§ WHAT THE TASK ASKS: In the listing below, count the lines containing the string "Country". Reply with that number only.

§ MATERIAL FOR THIS TASK:
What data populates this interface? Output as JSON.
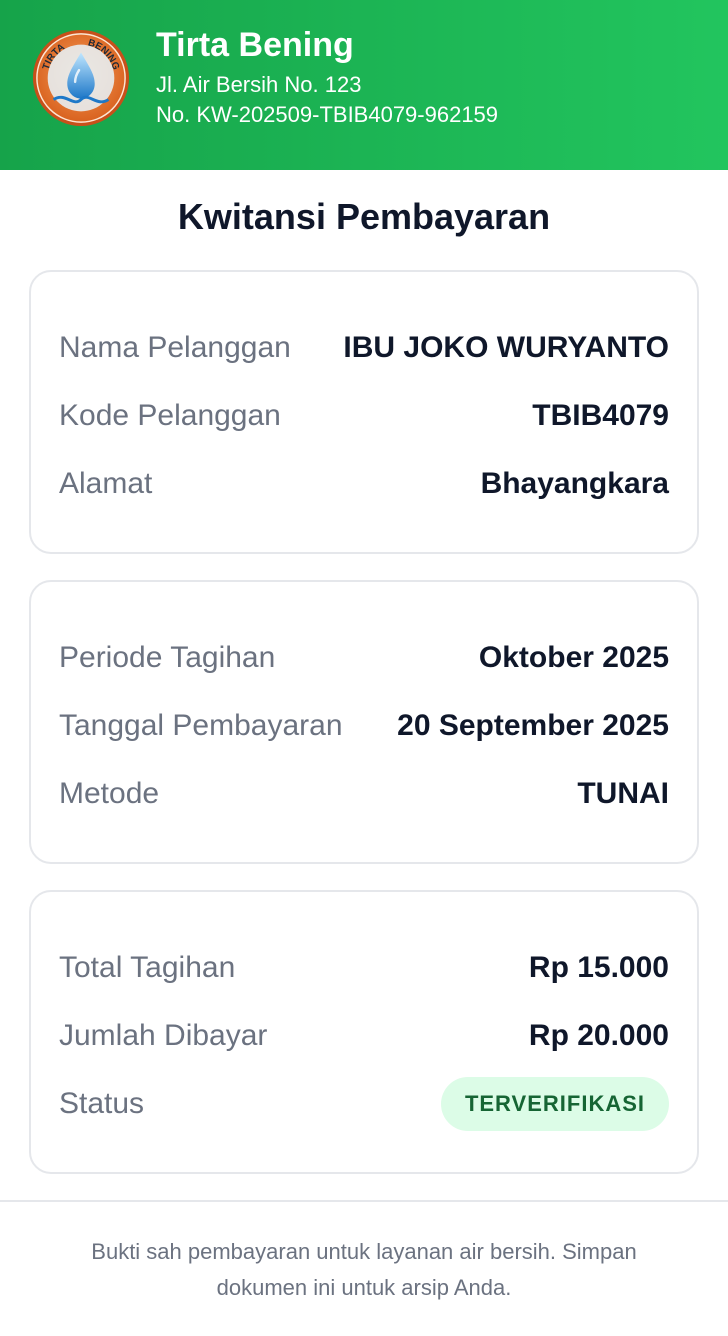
{
  "header": {
    "brand_name": "Tirta Bening",
    "address": "Jl. Air Bersih No. 123",
    "receipt_no": "No. KW-202509-TBIB4079-962159",
    "logo_text_left": "TIRTA",
    "logo_text_right": "BENING"
  },
  "title": "Kwitansi Pembayaran",
  "customer": {
    "name_label": "Nama Pelanggan",
    "name_value": "IBU JOKO WURYANTO",
    "code_label": "Kode Pelanggan",
    "code_value": "TBIB4079",
    "address_label": "Alamat",
    "address_value": "Bhayangkara"
  },
  "billing": {
    "period_label": "Periode Tagihan",
    "period_value": "Oktober 2025",
    "date_label": "Tanggal Pembayaran",
    "date_value": "20 September 2025",
    "method_label": "Metode",
    "method_value": "TUNAI"
  },
  "payment": {
    "total_label": "Total Tagihan",
    "total_value": "Rp 15.000",
    "paid_label": "Jumlah Dibayar",
    "paid_value": "Rp 20.000",
    "status_label": "Status",
    "status_value": "TERVERIFIKASI"
  },
  "footer": {
    "note": "Bukti sah pembayaran untuk layanan air bersih. Simpan dokumen ini untuk arsip Anda."
  },
  "colors": {
    "header_start": "#16a34a",
    "header_end": "#22c55e",
    "badge_bg": "#dcfce7",
    "badge_text": "#166534"
  }
}
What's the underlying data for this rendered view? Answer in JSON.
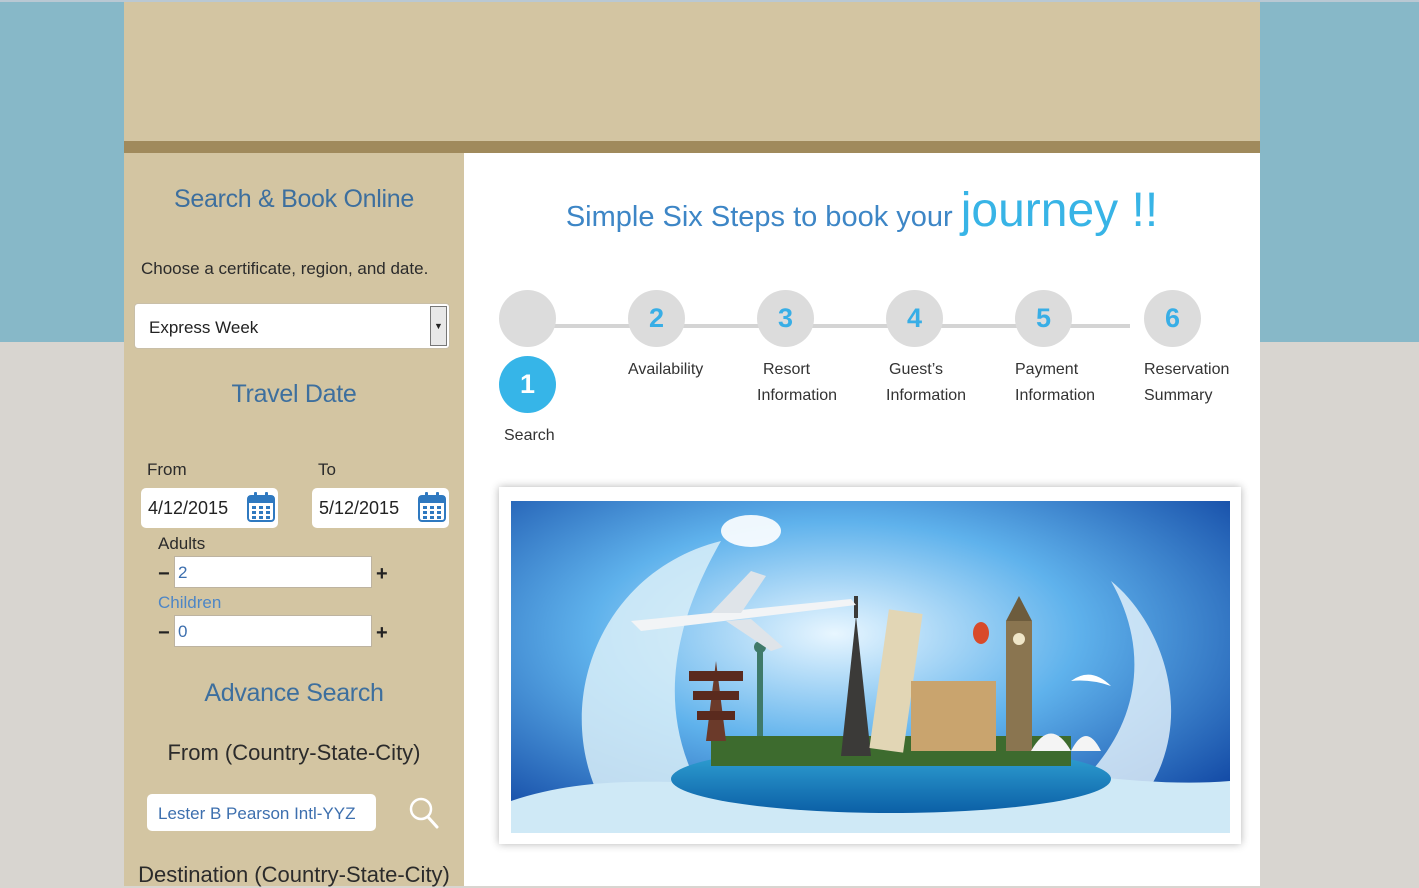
{
  "sidebar": {
    "title": "Search & Book Online",
    "instruction": "Choose a certificate, region, and date.",
    "certificate_select": "Express Week",
    "travel_date_title": "Travel Date",
    "from_label": "From",
    "to_label": "To",
    "from_date": "4/12/2015",
    "to_date": "5/12/2015",
    "adults_label": "Adults",
    "adults_value": "2",
    "children_label": "Children",
    "children_value": "0",
    "minus": "−",
    "plus": "+",
    "advance_search_title": "Advance Search",
    "origin_label": "From (Country-State-City)",
    "origin_value": "Lester B Pearson Intl-YYZ",
    "destination_label": "Destination (Country-State-City)"
  },
  "main": {
    "heading": "Simple Six Steps to book your",
    "heading_emphasis": "journey !!",
    "steps": [
      {
        "number": "1",
        "line1": "Search",
        "line2": ""
      },
      {
        "number": "2",
        "line1": "Availability",
        "line2": ""
      },
      {
        "number": "3",
        "line1": "Resort",
        "line2": "Information"
      },
      {
        "number": "4",
        "line1": "Guest’s",
        "line2": "Information"
      },
      {
        "number": "5",
        "line1": "Payment",
        "line2": "Information"
      },
      {
        "number": "6",
        "line1": "Reservation",
        "line2": "Summary"
      }
    ],
    "active_step": 1
  },
  "colors": {
    "sky_band": "#87b8c8",
    "panel_tan": "#d3c5a2",
    "header_rule": "#a08a5c",
    "title_blue": "#3d6f9e",
    "step_active": "#36b5e8",
    "step_inactive": "#dcdcdc"
  },
  "icons": [
    "calendar-icon",
    "search-icon",
    "dropdown-arrow-icon"
  ]
}
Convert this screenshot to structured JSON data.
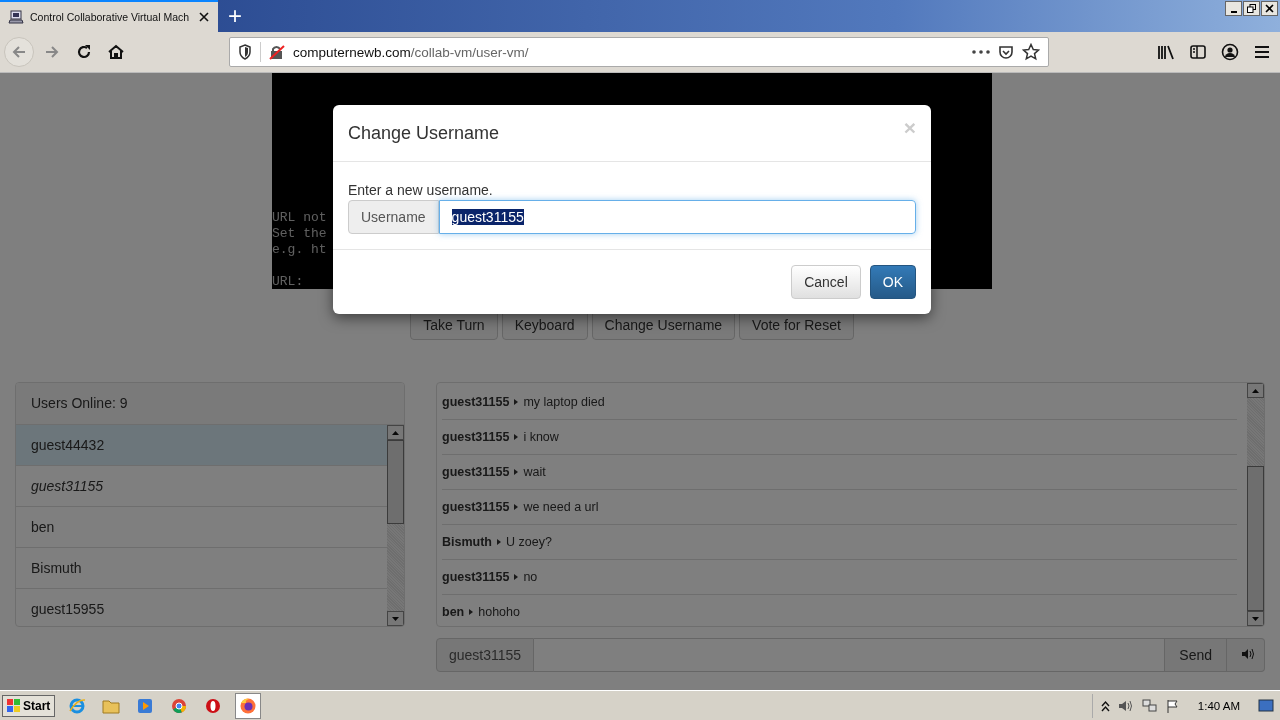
{
  "browser": {
    "tab_title": "Control Collaborative Virtual Mach",
    "new_tab": "+",
    "url_domain": "computernewb.com",
    "url_path": "/collab-vm/user-vm/"
  },
  "vm_screen": {
    "blocks": [
      [
        "URL not",
        "Set the",
        "e.g. ht"
      ],
      [
        "URL:"
      ]
    ]
  },
  "vm_buttons": [
    "Take Turn",
    "Keyboard",
    "Change Username",
    "Vote for Reset"
  ],
  "users": {
    "header": "Users Online: 9",
    "items": [
      {
        "name": "guest44432",
        "selected": true,
        "self": false
      },
      {
        "name": "guest31155",
        "selected": false,
        "self": true
      },
      {
        "name": "ben",
        "selected": false,
        "self": false
      },
      {
        "name": "Bismuth",
        "selected": false,
        "self": false
      },
      {
        "name": "guest15955",
        "selected": false,
        "self": false
      }
    ]
  },
  "chat": {
    "messages": [
      {
        "user": "guest31155",
        "text": "my laptop died"
      },
      {
        "user": "guest31155",
        "text": "i know"
      },
      {
        "user": "guest31155",
        "text": "wait"
      },
      {
        "user": "guest31155",
        "text": "we need a url"
      },
      {
        "user": "Bismuth",
        "text": "U zoey?"
      },
      {
        "user": "guest31155",
        "text": "no"
      },
      {
        "user": "ben",
        "text": "hohoho"
      }
    ],
    "username": "guest31155",
    "send_label": "Send"
  },
  "modal": {
    "title": "Change Username",
    "close": "×",
    "prompt": "Enter a new username.",
    "addon": "Username",
    "value": "guest31155",
    "value_selected": true,
    "buttons": [
      {
        "label": "Cancel",
        "kind": "default"
      },
      {
        "label": "OK",
        "kind": "primary"
      }
    ]
  },
  "taskbar": {
    "start": "Start",
    "clock": "1:40 AM"
  }
}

§ ANSWER TO THIS TASK: 2